# What the task requires
Count every line in the data below that includes "duration", and give only the result.

# Data extract
------------
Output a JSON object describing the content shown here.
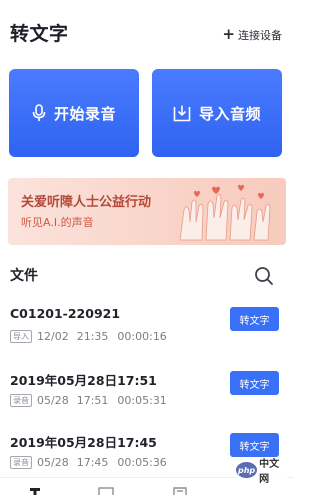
{
  "header": {
    "title": "转文字",
    "connect_label": "连接设备"
  },
  "actions": {
    "record_label": "开始录音",
    "import_label": "导入音频"
  },
  "banner": {
    "title": "关爱听障人士公益行动",
    "subtitle": "听见A.I.的声音"
  },
  "files": {
    "title": "文件",
    "items": [
      {
        "name": "C01201-220921",
        "tag": "导入",
        "date": "12/02",
        "time": "21:35",
        "duration": "00:00:16",
        "button": "转文字"
      },
      {
        "name": "2019年05月28日17:51",
        "tag": "录音",
        "date": "05/28",
        "time": "17:51",
        "duration": "00:05:31",
        "button": "转文字"
      },
      {
        "name": "2019年05月28日17:45",
        "tag": "录音",
        "date": "05/28",
        "time": "17:45",
        "duration": "00:05:36",
        "button": "转文字"
      }
    ]
  },
  "watermark": {
    "logo": "php",
    "text": "中文网"
  },
  "colors": {
    "primary": "#3a70f5",
    "banner_text": "#b34a3a"
  }
}
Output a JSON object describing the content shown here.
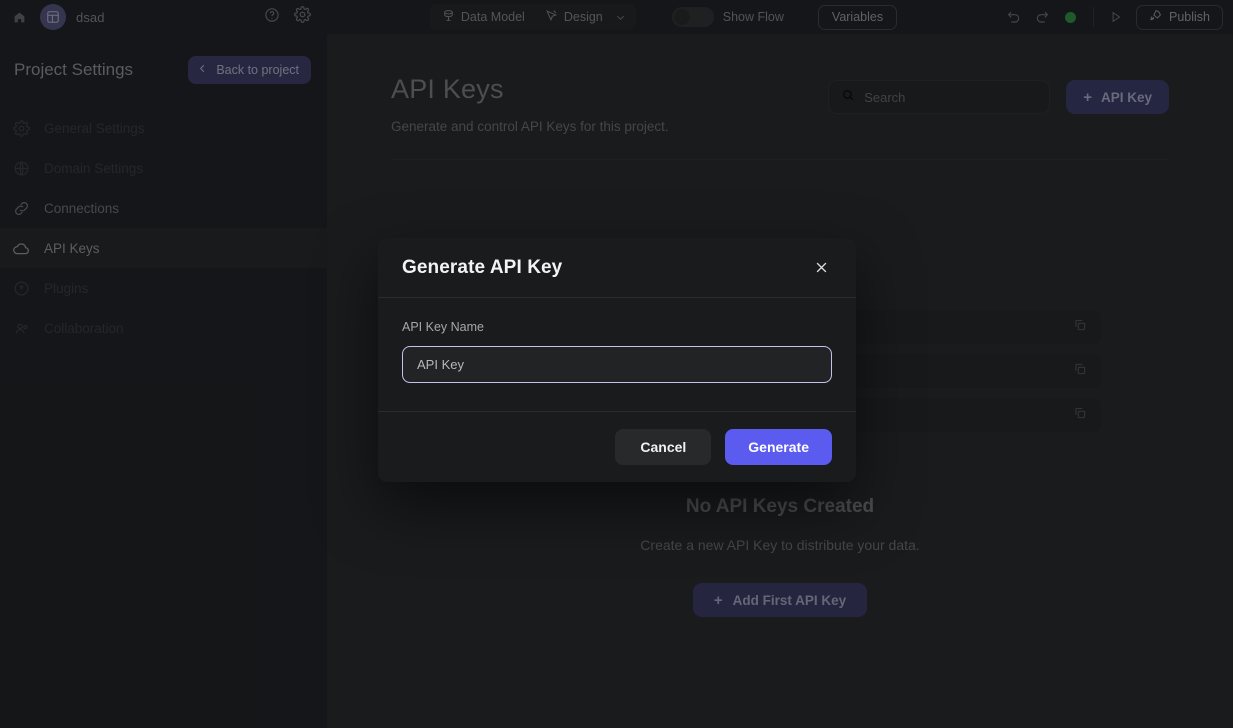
{
  "topbar": {
    "home_icon": "home-icon",
    "avatar_icon": "grid-table-icon",
    "project_name": "dsad",
    "help_icon": "question-circle-icon",
    "settings_icon": "gear-icon",
    "data_model_label": "Data Model",
    "data_model_icon": "database-icon",
    "design_label": "Design",
    "design_icon": "cursor-design-icon",
    "caret_icon": "chevron-down-icon",
    "show_flow_label": "Show Flow",
    "show_flow_state": "off",
    "variables_label": "Variables",
    "undo_icon": "undo-icon",
    "redo_icon": "redo-icon",
    "status_dot_color": "#2f9e44",
    "play_icon": "play-icon",
    "publish_label": "Publish",
    "publish_icon": "rocket-icon"
  },
  "sidebar": {
    "title": "Project Settings",
    "back_label": "Back to project",
    "back_icon": "chevron-left-icon",
    "items": [
      {
        "label": "General Settings",
        "icon": "gear-icon",
        "state": "dim"
      },
      {
        "label": "Domain Settings",
        "icon": "globe-icon",
        "state": "dim"
      },
      {
        "label": "Connections",
        "icon": "link-icon",
        "state": "mid"
      },
      {
        "label": "API Keys",
        "icon": "cloud-icon",
        "state": "active"
      },
      {
        "label": "Plugins",
        "icon": "plug-icon",
        "state": "dim"
      },
      {
        "label": "Collaboration",
        "icon": "people-icon",
        "state": "dim"
      }
    ]
  },
  "main": {
    "title": "API Keys",
    "subtitle": "Generate and control API Keys for this project.",
    "search_placeholder": "Search",
    "search_icon": "search-icon",
    "add_key_label": "API Key",
    "add_key_icon": "plus-icon",
    "background_rows": [
      {
        "copy_icon": "copy-icon"
      },
      {
        "copy_icon": "copy-icon"
      },
      {
        "copy_icon": "copy-icon"
      }
    ],
    "empty_title": "No API Keys Created",
    "empty_desc": "Create a new API Key to distribute your data.",
    "empty_button_label": "Add First API Key",
    "empty_button_icon": "plus-icon"
  },
  "modal": {
    "title": "Generate API Key",
    "close_icon": "close-icon",
    "field_label": "API Key Name",
    "field_value": "API Key",
    "cancel_label": "Cancel",
    "generate_label": "Generate"
  },
  "colors": {
    "accent": "#5b5bf0",
    "accent_muted": "#3c3d6e",
    "background": "#27292b",
    "panel": "#1f2123",
    "modal": "#1a1b1d",
    "status_green": "#2f9e44",
    "focus_ring": "#c4c2ec"
  }
}
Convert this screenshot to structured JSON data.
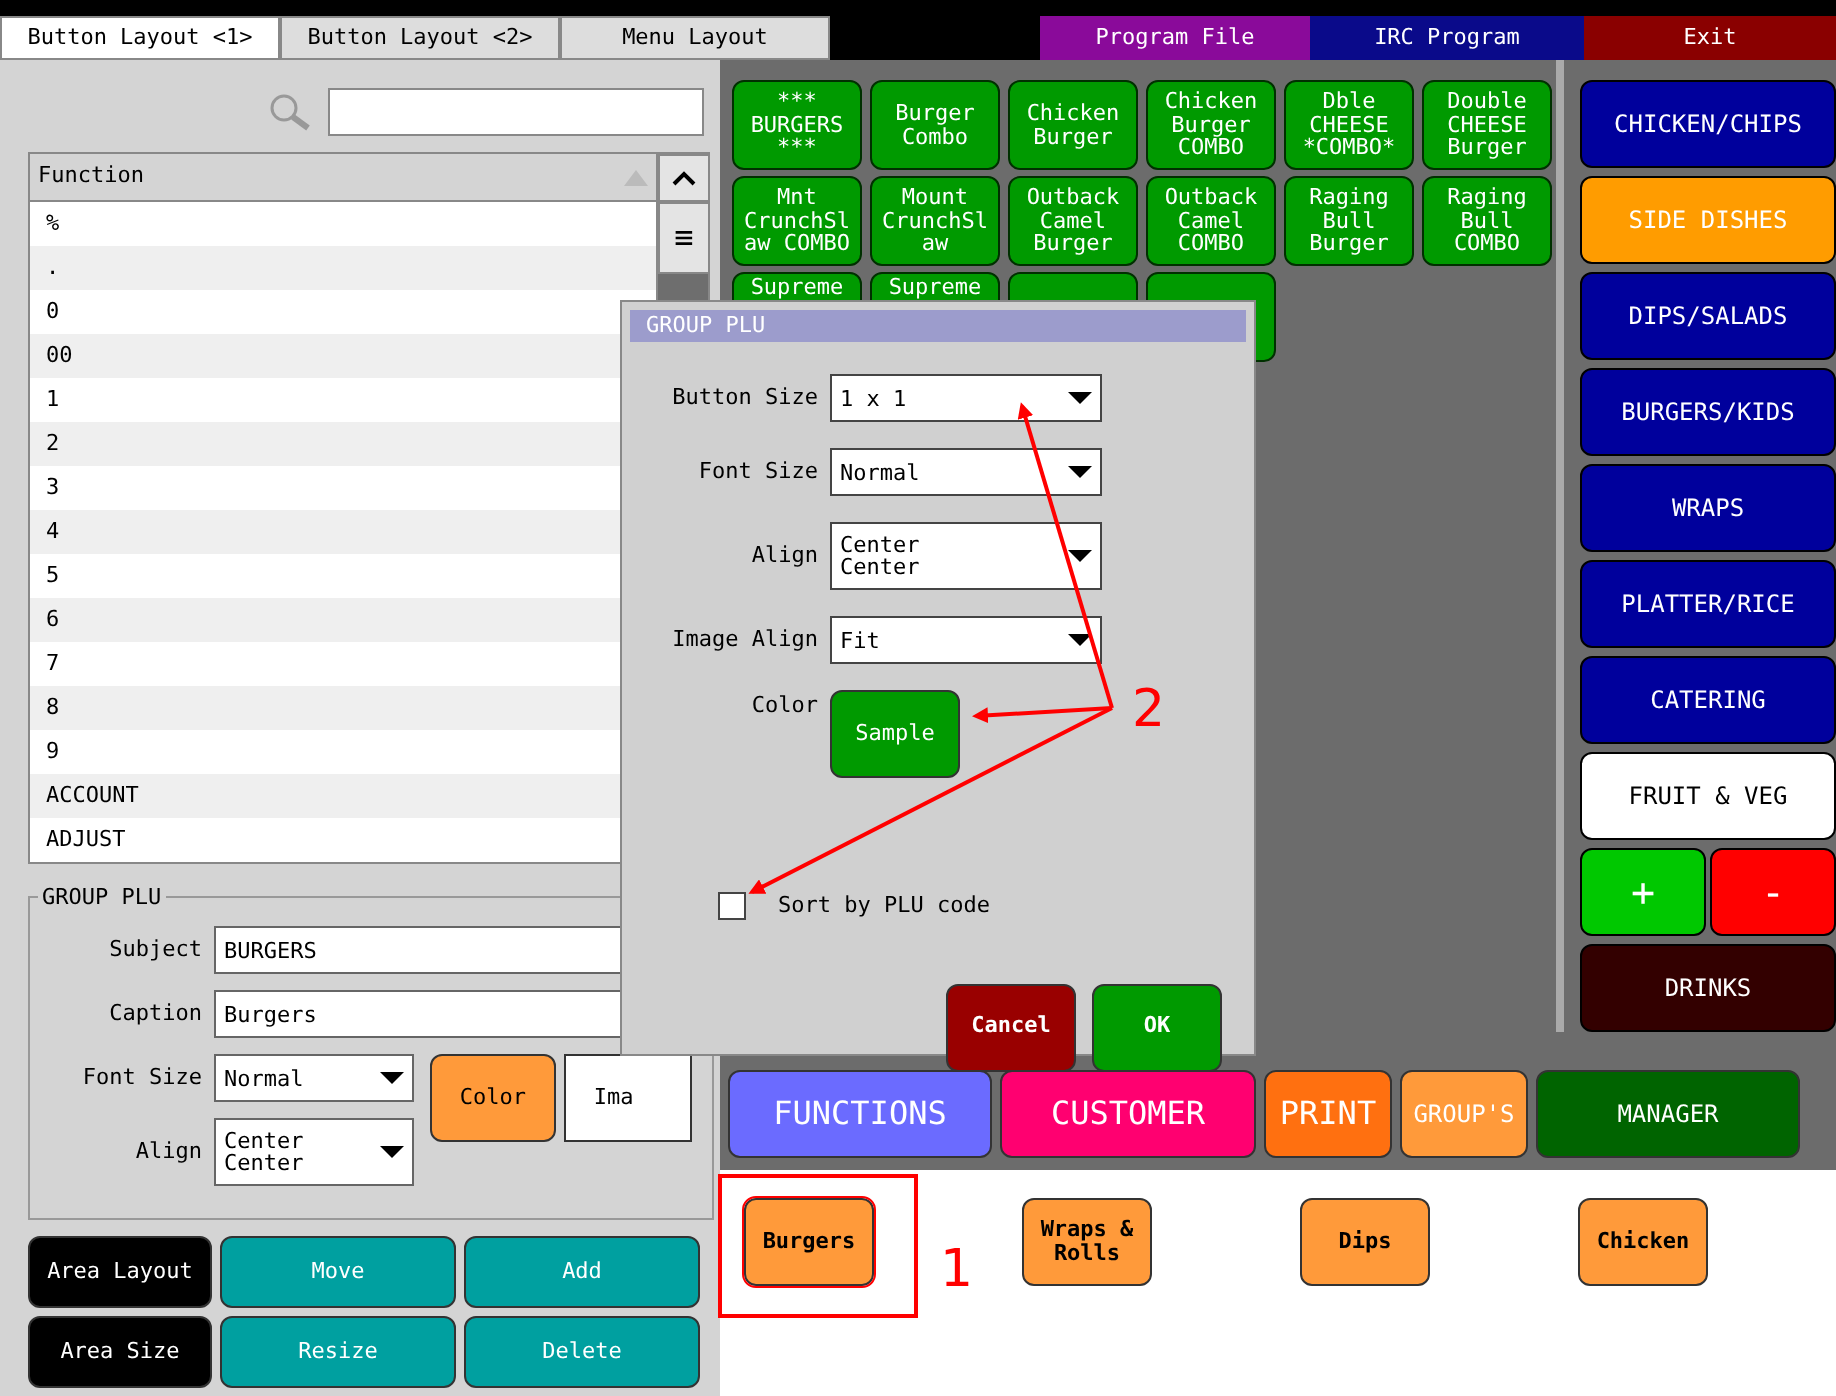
{
  "top_bar": {
    "tabs": [
      {
        "label": "Button Layout <1>",
        "selected": true
      },
      {
        "label": "Button Layout <2>",
        "selected": false
      },
      {
        "label": "Menu Layout",
        "selected": false
      }
    ],
    "buttons": [
      {
        "label": "Program File",
        "color": "#8a0a9a"
      },
      {
        "label": "IRC Program",
        "color": "#0a0a8a"
      },
      {
        "label": "Exit",
        "color": "#8a0000"
      }
    ]
  },
  "function_list": {
    "header": "Function",
    "handle": "≡",
    "rows": [
      "%",
      ".",
      "0",
      "00",
      "1",
      "2",
      "3",
      "4",
      "5",
      "6",
      "7",
      "8",
      "9",
      "ACCOUNT",
      "ADJUST"
    ]
  },
  "group_plu": {
    "title": "GROUP PLU",
    "subject_label": "Subject",
    "subject": "BURGERS",
    "caption_label": "Caption",
    "caption": "Burgers",
    "font_size_label": "Font Size",
    "font_size": "Normal",
    "align_label": "Align",
    "align": "Center\nCenter",
    "color_button": "Color",
    "image_button": "Ima"
  },
  "area_buttons": [
    {
      "label": "Area Layout",
      "kind": "mode"
    },
    {
      "label": "Move",
      "kind": "action"
    },
    {
      "label": "Add",
      "kind": "action"
    },
    {
      "label": "Area Size",
      "kind": "mode"
    },
    {
      "label": "Resize",
      "kind": "action"
    },
    {
      "label": "Delete",
      "kind": "action"
    }
  ],
  "menu_grid": [
    {
      "kind": "item",
      "label": "***\nBURGERS\n***"
    },
    {
      "kind": "item",
      "label": "Burger\nCombo"
    },
    {
      "kind": "item",
      "label": "Chicken\nBurger"
    },
    {
      "kind": "item",
      "label": "Chicken\nBurger\nCOMBO"
    },
    {
      "kind": "item",
      "label": "Dble\nCHEESE\n*COMBO*"
    },
    {
      "kind": "item",
      "label": "Double\nCHEESE\nBurger"
    },
    {
      "kind": "item",
      "label": "Mnt\nCrunchSl\naw COMBO"
    },
    {
      "kind": "item",
      "label": "Mount\nCrunchSl\naw"
    },
    {
      "kind": "item",
      "label": "Outback\nCamel\nBurger"
    },
    {
      "kind": "item",
      "label": "Outback\nCamel\nCOMBO"
    },
    {
      "kind": "item",
      "label": "Raging\nBull\nBurger"
    },
    {
      "kind": "item",
      "label": "Raging\nBull\nCOMBO"
    },
    {
      "kind": "partial",
      "label": "Supreme"
    },
    {
      "kind": "partial",
      "label": "Supreme"
    },
    {
      "kind": "blank"
    },
    {
      "kind": "blank"
    }
  ],
  "categories": [
    {
      "label": "CHICKEN/CHIPS",
      "color": "#00009c",
      "kind": "full"
    },
    {
      "label": "SIDE DISHES",
      "color": "#ff9c00",
      "kind": "full"
    },
    {
      "label": "DIPS/SALADS",
      "color": "#00009c",
      "kind": "full"
    },
    {
      "label": "BURGERS/KIDS",
      "color": "#00009c",
      "kind": "full"
    },
    {
      "label": "WRAPS",
      "color": "#00009c",
      "kind": "full"
    },
    {
      "label": "PLATTER/RICE",
      "color": "#00009c",
      "kind": "full"
    },
    {
      "label": "CATERING",
      "color": "#00009c",
      "kind": "full"
    },
    {
      "label": "FRUIT & VEG",
      "color": "#ffffff",
      "kind": "full"
    },
    {
      "label": "+",
      "color": "#00c800",
      "kind": "half"
    },
    {
      "label": "-",
      "color": "#ff0000",
      "kind": "half"
    },
    {
      "label": "DRINKS",
      "color": "#330000",
      "kind": "full"
    }
  ],
  "bottom_buttons": [
    {
      "label": "FUNCTIONS",
      "color": "#6b6bff"
    },
    {
      "label": "CUSTOMER",
      "color": "#ff0070"
    },
    {
      "label": "PRINT",
      "color": "#ff7010"
    },
    {
      "label": "GROUP'S",
      "color": "#ff9a3a"
    },
    {
      "label": "MANAGER",
      "color": "#006400"
    }
  ],
  "group_buttons": [
    {
      "label": "Burgers",
      "selected": true
    },
    {
      "label": "Wraps &\nRolls",
      "selected": false
    },
    {
      "label": "Dips",
      "selected": false
    },
    {
      "label": "Chicken",
      "selected": false
    }
  ],
  "dialog": {
    "title": "GROUP PLU",
    "fields": [
      {
        "label": "Button Size",
        "value": "1 x 1"
      },
      {
        "label": "Font Size",
        "value": "Normal"
      },
      {
        "label": "Align",
        "value": "Center\nCenter"
      },
      {
        "label": "Image Align",
        "value": "Fit"
      }
    ],
    "color_label": "Color",
    "color_sample": "Sample",
    "sort_label": "Sort by PLU code",
    "sort_checked": false,
    "cancel": "Cancel",
    "ok": "OK"
  },
  "annotations": [
    "1",
    "2"
  ]
}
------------
# Answer box
3